Welcome to teaching, the most rewarding, challenging and exhilarating job that you will ever be involved in. You have just stepped into a world where each and every day will be different. Where you will realise, no matter how experienced you get, that no single child is the same and no matter how much you feel you have got ‘it’, there will always be more to learn.

In my NQT year, my Graduate Teacher Programme mentor told me, ‘Amjad, some teachers have that magic “dust”, that thing that every teacher needs. They just get the kids and the kids get them.’ At the time, I took these words proudly. However, I am 100% certain that those words were, to put it bluntly, simply wrong. There is no such thing as magic ‘dust.’ What all teachers really need to know is how to engage and inspire their learners.

Engagement is a word you will hear a lot of. In fact, I could easily argue that this word is used more than the term ‘learning’ itself! This makes it a challenging concept to define (Barkaoui et al., 2015), which is why, I fear, it is often confused with entertainment. Colleagues who oppose the principle of engaging lessons tend to do so because they feel that learning time is being wasted with pointless activities. But to me, engagement is not necessarily about being super-creative and innovative with your lesson ideas, resources or activities (though there’s no reason why you can’t also do this!).

Just because students seem engaged, interested and motivated, it does not mean that they are actually learning. As Rob Coe (Coe, 2013) has pointed out, ‘learning happens when people have to think hard’. For me, an engaging lesson is one in which students are active participants in their learning. They are engrossed, challenged and immersed in their lesson.

In order to design engaging lessons, you first need to think of how to engage the learning process. Do not start by planning your activities for your lessons; start by thinking about the learning you want your students to achieve. Quality-first planning precedes quality-first teaching. What are you going to be teaching your students? Can you make it come alive? Your enthusiasm and passion for the subject is a vital prerequisite, but it is not the only item necessary.

When you have planned for your students’ learning and you are then designing your activities, resources or tasks, always aim for low-effort and high-impact. Sir Tim Brighouse shared these words with me during a mentoring session when I first became an assistant head teacher. He told me that it is simply not sustainable to be planning, delivering and participating in high-effort, high-impact items all the time. He taught me that effective, engaging lessons are a vital cog in an effective school.

So, how can you transform your lessons? Twitter is a fantastic tool for this – you will find resources, ideas and suggestions from teachers worldwide, sharing their viewpoints on effective learning, and you can search for your subject via hashtags. I’ve put together a list of hash tags related to subjects that might be useful, and my website, a free teaching and learning toolkit, is full of ideas from educators, for educators, designed to make your lessons more engaging: TryThisTeaching.com/Toolkit.

Do not ever pick up a ready-made activity without thinking about your context, your students’ needs and what you are attempting to teach.

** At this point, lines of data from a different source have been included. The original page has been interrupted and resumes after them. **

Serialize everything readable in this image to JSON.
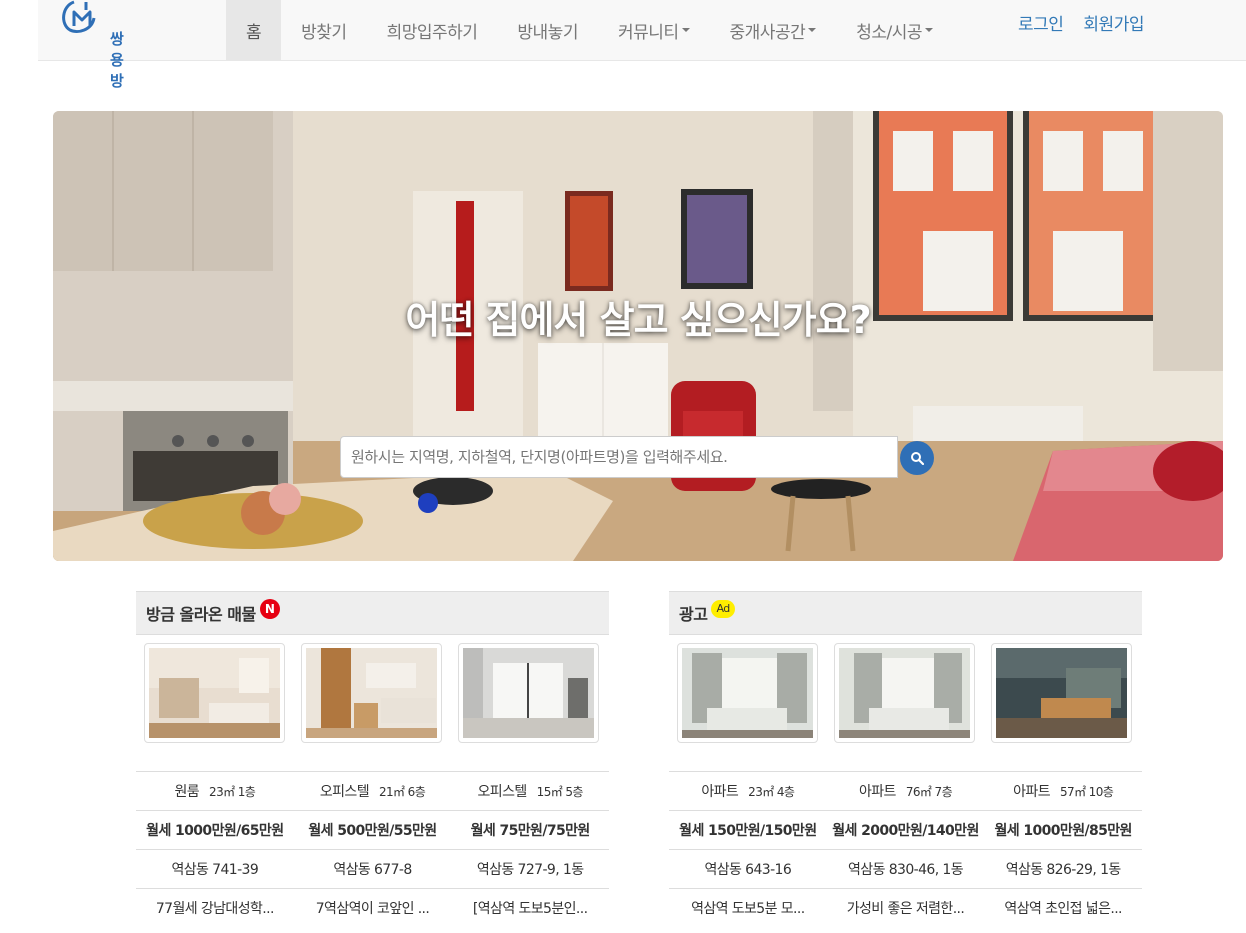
{
  "brand": {
    "name": "쌍용방"
  },
  "nav": {
    "items": [
      {
        "label": "홈",
        "active": true,
        "dropdown": false
      },
      {
        "label": "방찾기",
        "active": false,
        "dropdown": false
      },
      {
        "label": "희망입주하기",
        "active": false,
        "dropdown": false
      },
      {
        "label": "방내놓기",
        "active": false,
        "dropdown": false
      },
      {
        "label": "커뮤니티",
        "active": false,
        "dropdown": true
      },
      {
        "label": "중개사공간",
        "active": false,
        "dropdown": true
      },
      {
        "label": "청소/시공",
        "active": false,
        "dropdown": true
      }
    ],
    "login": "로그인",
    "signup": "회원가입"
  },
  "hero": {
    "title": "어떤 집에서 살고 싶으신가요?",
    "search_placeholder": "원하시는 지역명, 지하철역, 단지명(아파트명)을 입력해주세요."
  },
  "recent": {
    "title": "방금 올라온 매물",
    "badge": "N",
    "listings": [
      {
        "type": "원룸",
        "detail": "23㎡ 1층",
        "price": "월세 1000만원/65만원",
        "address": "역삼동 741-39",
        "desc": "77월세 강남대성학..."
      },
      {
        "type": "오피스텔",
        "detail": "21㎡ 6층",
        "price": "월세 500만원/55만원",
        "address": "역삼동 677-8",
        "desc": "7역삼역이 코앞인 ..."
      },
      {
        "type": "오피스텔",
        "detail": "15㎡ 5층",
        "price": "월세 75만원/75만원",
        "address": "역삼동 727-9, 1동",
        "desc": "[역삼역 도보5분인..."
      }
    ]
  },
  "ads": {
    "title": "광고",
    "badge": "Ad",
    "listings": [
      {
        "type": "아파트",
        "detail": "23㎡ 4층",
        "price": "월세 150만원/150만원",
        "address": "역삼동 643-16",
        "desc": "역삼역 도보5분 모..."
      },
      {
        "type": "아파트",
        "detail": "76㎡ 7층",
        "price": "월세 2000만원/140만원",
        "address": "역삼동 830-46, 1동",
        "desc": "가성비 좋은 저렴한..."
      },
      {
        "type": "아파트",
        "detail": "57㎡ 10층",
        "price": "월세 1000만원/85만원",
        "address": "역삼동 826-29, 1동",
        "desc": "역삼역 초인접 넓은..."
      }
    ]
  },
  "colors": {
    "accent": "#2f6fb6",
    "new_badge": "#e60012",
    "ad_badge": "#ffee00",
    "link": "#337ab7"
  }
}
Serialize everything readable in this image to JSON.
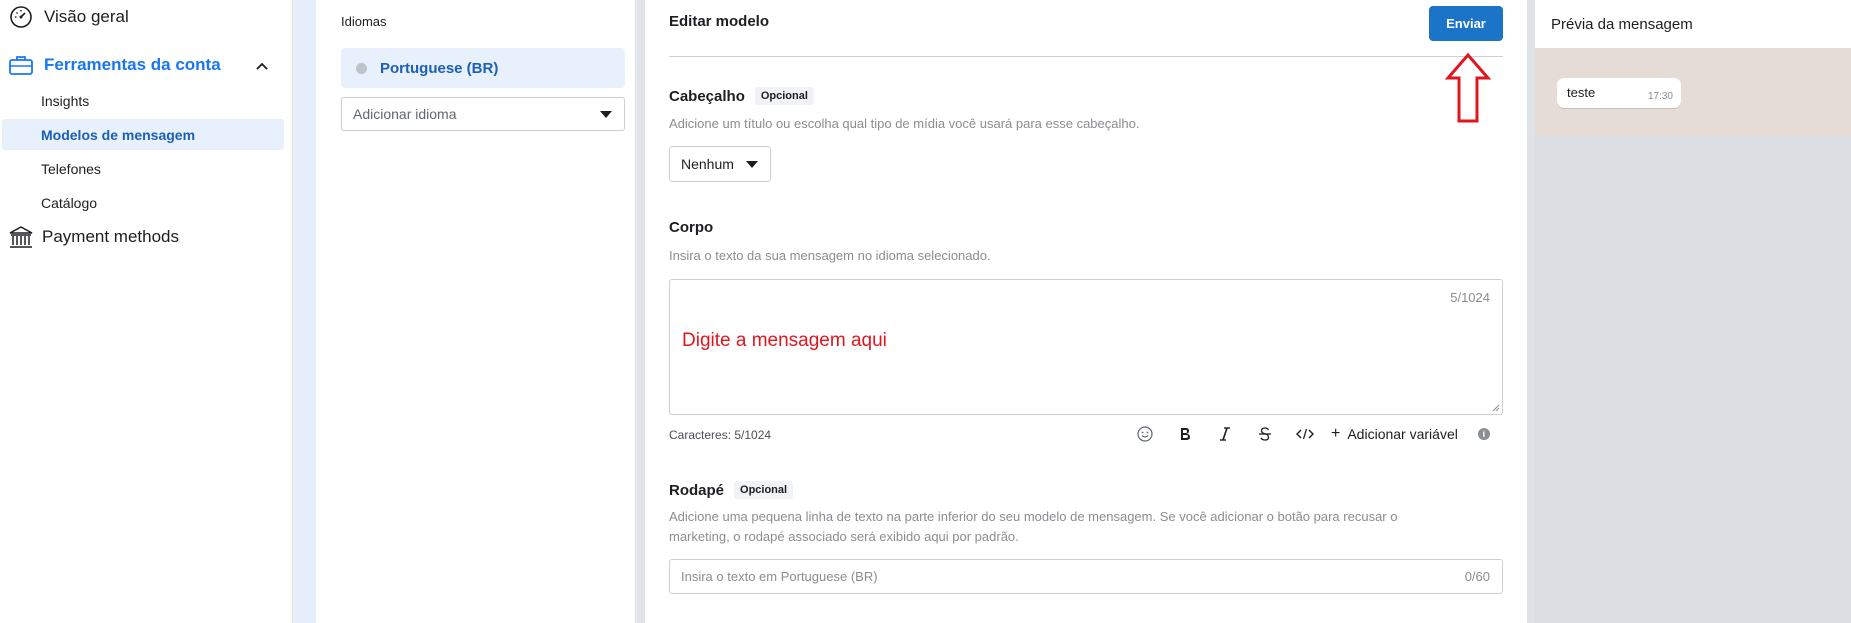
{
  "sidebar": {
    "overview": "Visão geral",
    "group_label": "Ferramentas da conta",
    "items": [
      {
        "label": "Insights"
      },
      {
        "label": "Modelos de mensagem"
      },
      {
        "label": "Telefones"
      },
      {
        "label": "Catálogo"
      }
    ],
    "payment": "Payment methods"
  },
  "languages": {
    "title": "Idiomas",
    "selected": "Portuguese (BR)",
    "add_placeholder": "Adicionar idioma"
  },
  "editor": {
    "title": "Editar modelo",
    "send_label": "Enviar",
    "header": {
      "title": "Cabeçalho",
      "badge": "Opcional",
      "description": "Adicione um título ou escolha qual tipo de mídia você usará para esse cabeçalho.",
      "select_value": "Nenhum"
    },
    "body": {
      "title": "Corpo",
      "description": "Insira o texto da sua mensagem no idioma selecionado.",
      "counter": "5/1024",
      "annotation": "Digite a mensagem aqui",
      "chars_label": "Caracteres: 5/1024",
      "add_variable": "Adicionar variável"
    },
    "footer": {
      "title": "Rodapé",
      "badge": "Opcional",
      "description_line1": "Adicione uma pequena linha de texto na parte inferior do seu modelo de mensagem. Se você adicionar o botão para recusar o",
      "description_line2": "marketing, o rodapé associado será exibido aqui por padrão.",
      "placeholder": "Insira o texto em Portuguese (BR)",
      "counter": "0/60"
    }
  },
  "preview": {
    "title": "Prévia da mensagem",
    "message": "teste",
    "time": "17:30"
  },
  "colors": {
    "accent": "#1b74c8",
    "annotation_red": "#e0161f"
  }
}
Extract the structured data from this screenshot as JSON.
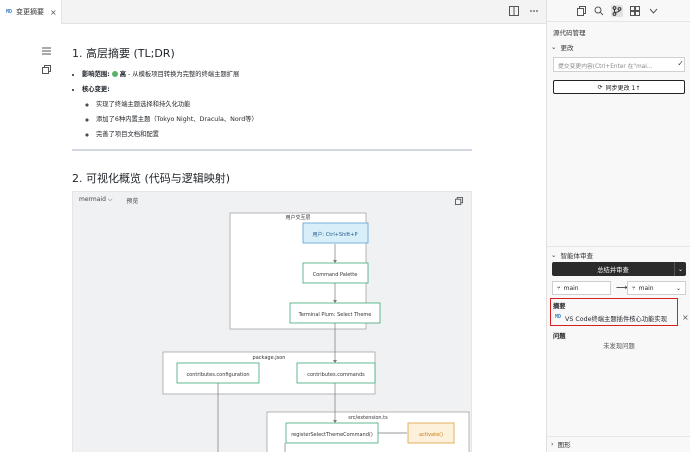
{
  "tab": {
    "type_badge": "MD",
    "title": "变更摘要",
    "close": "×"
  },
  "editor": {
    "section1": {
      "heading": "1. 高层摘要 (TL;DR)",
      "impact_label": "影响范围:",
      "impact_value": "高",
      "impact_desc": " - 从模板项目转换为完整的终端主题扩展",
      "core_label": "核心变更:",
      "changes": [
        "实现了终端主题选择和持久化功能",
        "添加了6种内置主题（Tokyo Night、Dracula、Nord等）",
        "完善了项目文档和配置"
      ]
    },
    "section2": {
      "heading": "2. 可视化概览 (代码与逻辑映射)"
    },
    "mermaid": {
      "lang": "mermaid",
      "preview": "预览",
      "nodes": {
        "ui_group": "用户交互层",
        "user": "用户: Ctrl+Shift+P",
        "palette": "Command Palette",
        "terminal": "Terminal Plum: Select Theme",
        "pkg_group": "package.json",
        "config": "contributes.configuration",
        "commands": "contributes.commands",
        "ext_group": "src/extension.ts",
        "register": "registerSelectThemeCommand()",
        "activate": "activate()"
      }
    }
  },
  "panel": {
    "title": "源代码管理",
    "changes_header": "更改",
    "commit_placeholder": "提交变更内容(Ctrl+Enter 在\"mai...",
    "sync_button": "同步更改 1↑",
    "review_header": "智能体审查",
    "review_button": "总结并审查",
    "branch_from": "main",
    "branch_to": "main",
    "summary_label": "摘要",
    "summary_badge": "MD",
    "summary_item": "VS Code终端主题插件核心功能实现",
    "issues_label": "问题",
    "no_issues": "未发现问题",
    "graph_header": "图形"
  },
  "colors": {
    "node_green": "#3aa776",
    "user_fill": "#d8eef9",
    "user_border": "#5aa0d6",
    "activate_fill": "#fdf1dc",
    "activate_border": "#e0a040",
    "highlight": "#d81e1e"
  }
}
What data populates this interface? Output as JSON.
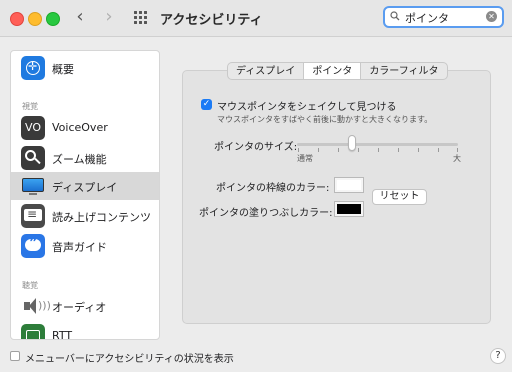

This is where activities become lesson time-fillers, rather than tasks to develop learning. Ultimately, engaging lessons need to have solid foundations. These are effective routines, structured instructions and a love for young people and their interests. Just be wary of trying to be ‘on their level’ – as what we think is funny, cool and trendy is often NOT what they think is funny, cool or trendy!

My top advice for you as new teachers is to remember that teaching is a journey, not a destination. You may feel like you are a million miles away from where you need to be, but travelling on that road is what you need to do. Students love a teacher who is willing to be themselves, a teacher who models effective learning and, most importantly, a teacher who is calm and consistent.

KEY TAKEAWAYS

To be an engaging and inspiring teacher you need to be intelligent, reflective and confident:

  • Intelligent in your pursuit of excellent subject knowledge, learning about your subject area with a deep rigour
  • Reflective in your daily practices
  • Confident in your delivery – you have to be able to stand at the front, back or side of the classroom and explore the content, skills and learning with a sense of certainty.

Overall, to be engaging, you need to be living the lesson with your students. When you look up for the first time and you only have a minute to go, you know your students were engaged!


Amjad discusses these ideas further in a TEDx talk: www.youtube.com/watch?v=mC6LNBWpMCE.


Amjad Ali is a part-time assistant head teacher for inclusion and teaching and learning. He also delivers CPD and training across the country. @ASTSupportAali

References

Barkaoui K, Barrett S, Samaroo J, et al. (2015) Teachers’ Conceptions of Student Engagement in Learning: The Case of Three Urban Schools. Alberta Journal Of Educational Research 6(1): 80–99.
Coe R (2013) Improving education: A triumph of hope over experience. Inaugural lecture, Centre for Evaluation and Monitoring. Available at: http://www.cem.org/attachments/publications/ImprovingEducation2013.pdf (accessed 2018).